   High intensity cultivation of cattle fodder:

Hybrid Napier grass, planted on artificial raised beds made out of sand-soil mixture and provided with all the necessary mineral nutrients, yields 10 kg green fodder per sq.m., once every 40 days. Thus a raised bed system of just 80 sq.m. allows harvest of two sq. m. every day, to obtain daily 20 kg green fodder, which is enough to feed a buffalo or a hybrid cow giving 10 litres milk per day, or a monthly income of Rs.2500 to 3000.




   Sewage disposal through irrigation of timber and fuel wood trees:

Irrigating a tree plantation with domestic sewage is not only cheaper than any of the modern sewage treatment technologies but also profitable because of the income from the timber. Under Maharashtra conditions, a hectare of tree plantation can evaporate daily 100,000 litres of water. One must use evergreen trees in this system, so that it is functional throughout the year.




   New method of irrigating tree plantations:

Water is given to trees by a drip irrigation system, but it is delivered 50 cm below the soil surface, with the help of a rigid plastic tube, about 50 cm long and about 12 mm wide, embedded vertically into the ground, near the base of a tree. A micro-tubule of the drip system is let into this tube. This method of irrigation prevents evaporation of water from the soil surface and there is also no weed growth. Doubling or sometimes even quadrupling of the growth rate was observed in trees watered in this way in comparison to those receiving the same quantity of water by the conventional drip, which wets the surface of the soil.





  Improved biomass burning stoves:

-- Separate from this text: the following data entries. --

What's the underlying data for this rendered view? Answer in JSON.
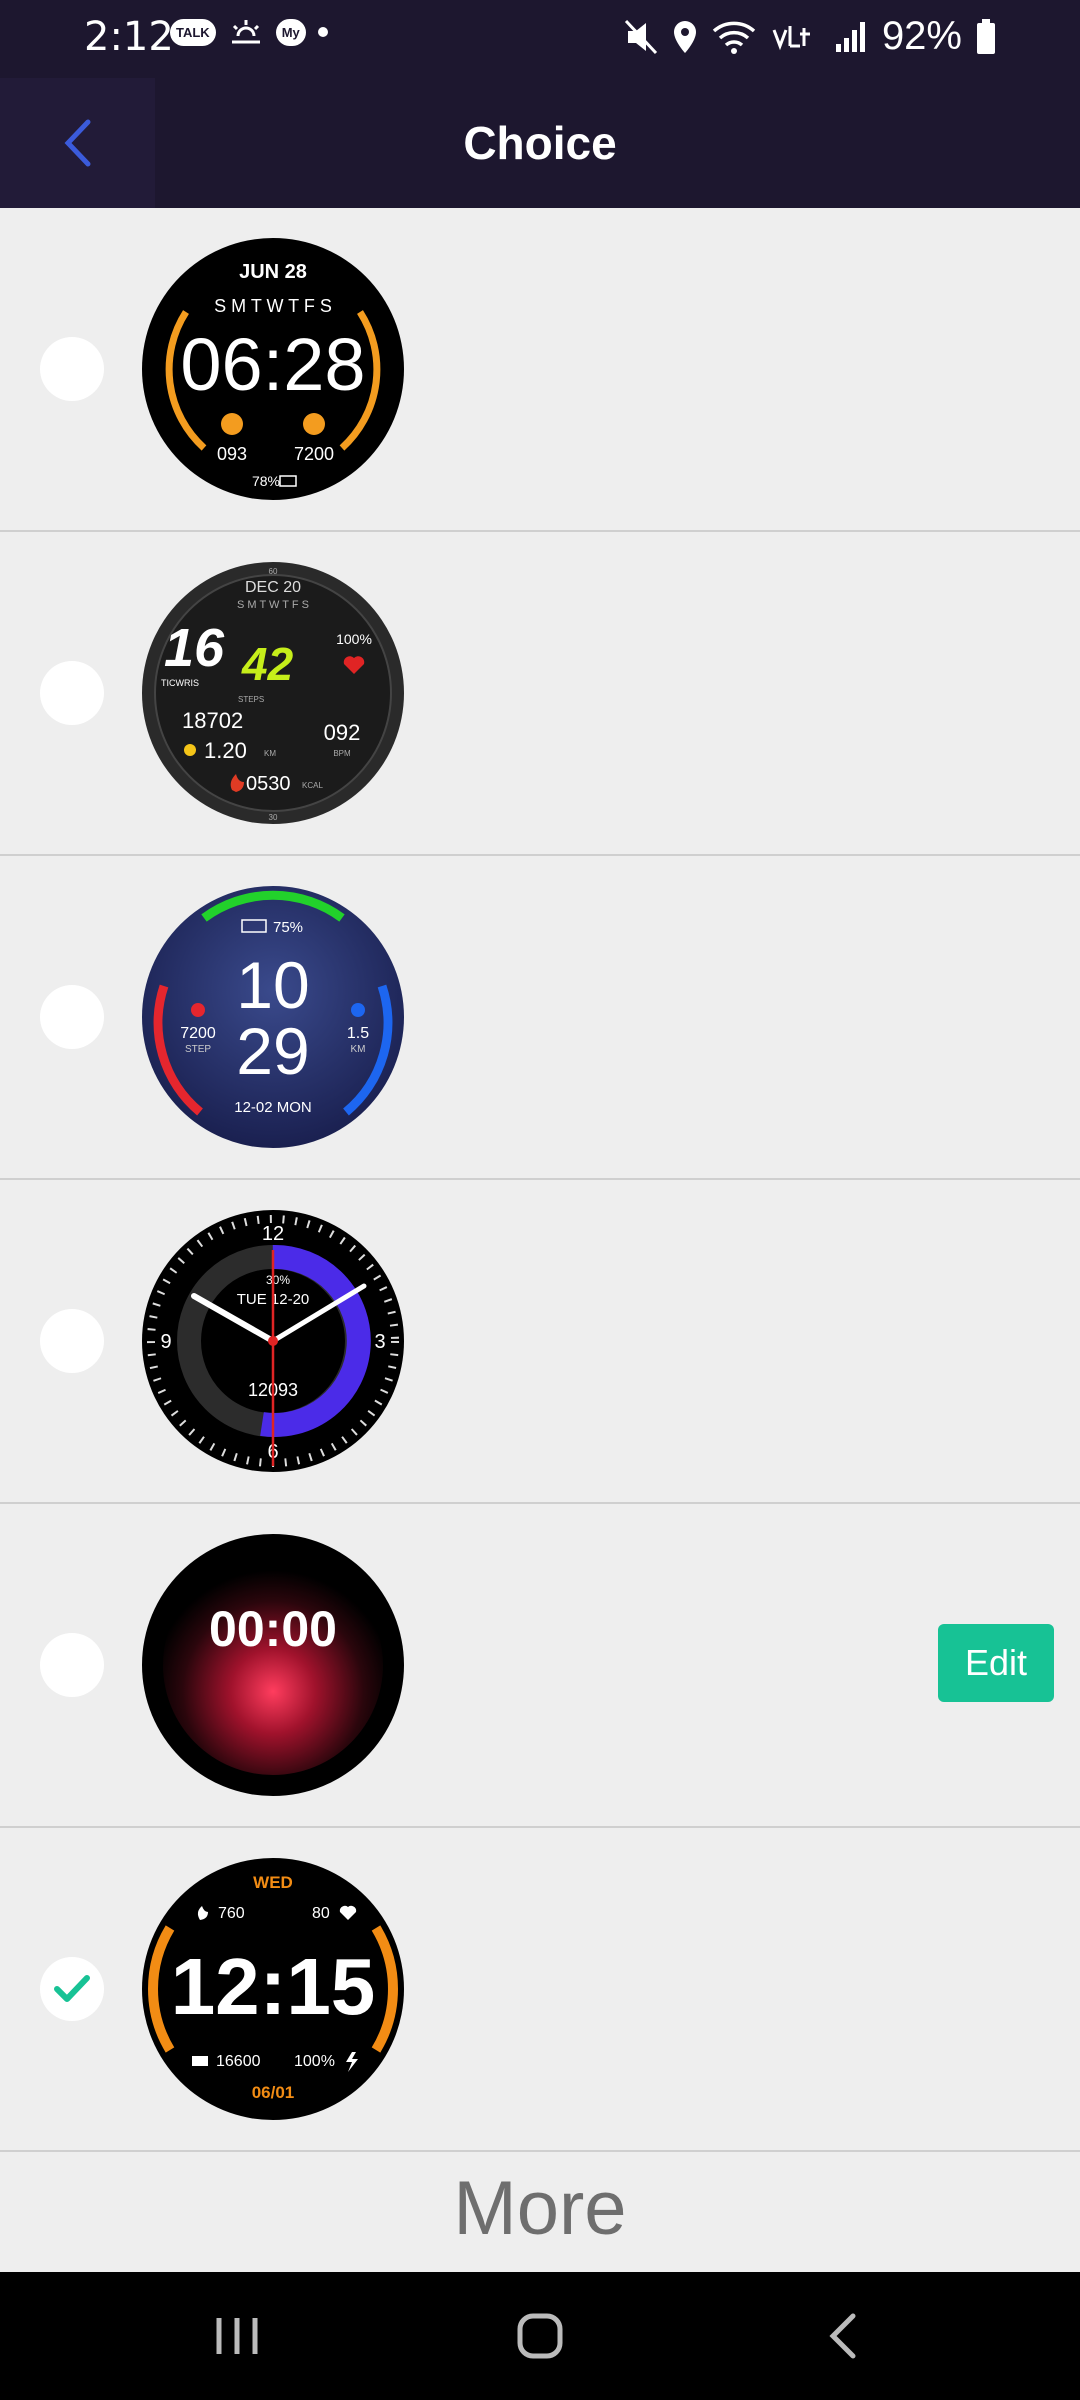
{
  "status_bar": {
    "time": "2:12",
    "talk_badge": "TALK",
    "my_badge": "My",
    "battery_percent": "92%",
    "icons": [
      "talk-icon",
      "weather-icon",
      "my-icon",
      "dot-icon",
      "mute-icon",
      "location-icon",
      "wifi-icon",
      "volte-icon",
      "signal-icon",
      "battery-icon"
    ]
  },
  "header": {
    "title": "Choice",
    "back_icon": "chevron-left-icon"
  },
  "colors": {
    "accent_green": "#17c295",
    "bar_bg": "#1d172f",
    "back_icon": "#3b5bdb"
  },
  "faces": [
    {
      "id": "face-1",
      "selected": false,
      "date": "JUN 28",
      "weekdays": "S M T W T F S",
      "time": "06:28",
      "heart": "093",
      "steps": "7200",
      "battery": "78%"
    },
    {
      "id": "face-2",
      "selected": false,
      "date": "DEC 20",
      "weekdays": "S M T W T F S",
      "hour": "16",
      "minute": "42",
      "battery": "100%",
      "brand": "TICWRIS",
      "steps_label": "STEPS",
      "steps": "18702",
      "distance": "1.20",
      "distance_unit": "KM",
      "bpm": "092",
      "bpm_unit": "BPM",
      "kcal": "0530",
      "kcal_unit": "KCAL",
      "top_mark": "60",
      "bottom_mark": "30"
    },
    {
      "id": "face-3",
      "selected": false,
      "battery": "75%",
      "hour": "10",
      "minute": "29",
      "steps": "7200",
      "steps_label": "STEP",
      "distance": "1.5",
      "distance_unit": "KM",
      "date": "12-02 MON"
    },
    {
      "id": "face-4",
      "selected": false,
      "n12": "12",
      "n3": "3",
      "n6": "6",
      "n9": "9",
      "battery": "30%",
      "date": "TUE 12-20",
      "steps": "12093"
    },
    {
      "id": "face-5",
      "selected": false,
      "time": "00:00",
      "edit_label": "Edit"
    },
    {
      "id": "face-6",
      "selected": true,
      "day": "WED",
      "calories": "760",
      "heart": "80",
      "time": "12:15",
      "steps": "16600",
      "battery": "100%",
      "date": "06/01"
    }
  ],
  "more_label": "More",
  "nav_bar": {
    "items": [
      "recents-icon",
      "home-icon",
      "back-icon"
    ]
  }
}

In traditional rural mud stoves, only about 10% of the total calorific value of the fuel is utilised towards cooking, while in the stoves developed by ARTI, almost 30 % of the energy gets utilised for cooking. Professional stoves designed for one particular function, and developed for a particular pot and a particular fuel, record a fuel use efficiency of even 40%.




   Utilisation of sugarcane trash:

Every ha of sugarcane produces about 10 tonnes of dry leaves (cane trash), which are just burnt in situ. By using an aerobic composting process, the sugarcane trash can be converted into a peat substitue for use by the plant nursery industry. Alternatively, the trash can be charred in a special charring furnace and converted into fuel briquettes.




   An autotrophic system for hairy root production:

Petioles of leaves are stimulated to produce roots. Due to lack of any other organs, photosynthesis produced by the leaves produce only roots. Such leaves, provided with mineral nutrients, water and sunlight, have a life of about 3 to 6 months. After senescence they are harvested and the roots are processed to extract the secondary metabolites.




   Low cost water tank:

Construct a 120 cm tall palisade structure by embedding vertical bamboo poles, at a distance of 60 cm from each other, along the periphery of an area marked on the ground. Top surface of the marked area should be smoothly plastered. Fix a continuous galvanised iron sheet of 120 cm width within the palisade and fit a piece of plastic film into this space. The tank, thus formed, is filled with rainwater after just 1200 mm of rainfall. Cover the tank with another sheet of plastic film. Cost of a tank of 25,000 litre capacity is just Rs.12,000.